  97. Tremblay, N., Warren, R. A., and Dykes, R. W., 1990, Electrophysiological studies of acetylcholine and the role of the basal forebrain in the somatosensory cortex of the cat. II. Cortical neurons excited by somatic stimuli, J. Neurophysiol. 64:1212–1222.PubMedGoogle Scholar
  98. Wainer, B. H., and Mesulam, M.-M., 1990, Ascending cholinergic pathways in the rat brain, in: Brain Cholinergic Systems (M. Steriade and D. Biesold, eds.), Oxford University Press, London, pp. 65–119.Google Scholar
  99. Webster, H. H., Hanisch, U.-K., Dykes, R. W., and Biesold, D., 1991, Basal forebrain lesions with or without reserpine injection inhibit cortical reorganization in rat hindpaw primary somatosensory cortex following sciatic nerve section, Somatosens. Motor Res. 8:327–346.CrossRefGoogle Scholar
  100. Wenk, G. L., and Olton, D. S., 1987, Basal forebrain cholinergic neurons and Alzheimer’s disease, in: Animal Models of Dementia (J. T. Coyle, ed.), Liss, New York, pp. 81–101.Google Scholar
  101. Wenk, H., Bigl, V., and Meyer, U., 1980, Cholinergic projections from magnocellular nuclei of the basal forebrain to cortical areas in rats, Brain Res. Rev. 2:295–316.CrossRefGoogle Scholar
  102. Wozniak, D. F., Stewart, G. R., Finger, S., Olney, J. W., and Cozzari, C, 1989, Basal forebrain lesions impair tactile discrimination and working memory, Neurobiol.
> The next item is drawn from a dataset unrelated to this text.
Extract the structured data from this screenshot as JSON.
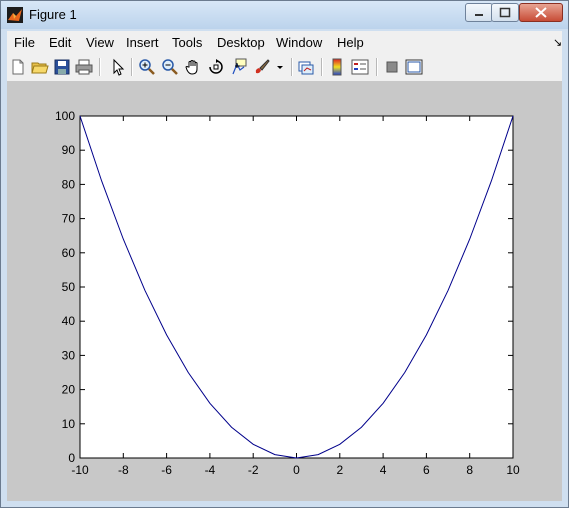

Aging. 10:173–179.PubMedCrossRefGoogle Scholar

Copyright information

© Springer Science+Business Media New York 1995

Authors and Affiliations

  • Sharon L. Juliano
    • 1
  • S. Essie Jacobs
    • 2
  1. 1.Department of Anatomy and Cell Biology and Program of NeuroscienceUniformed Services University of the Health SciencesBethesdaUSA
  2. 2.Department of Anatomy and Cell BiologyUniformed Services University of the Health SciencesBethesdaUSA

Personalised recommendations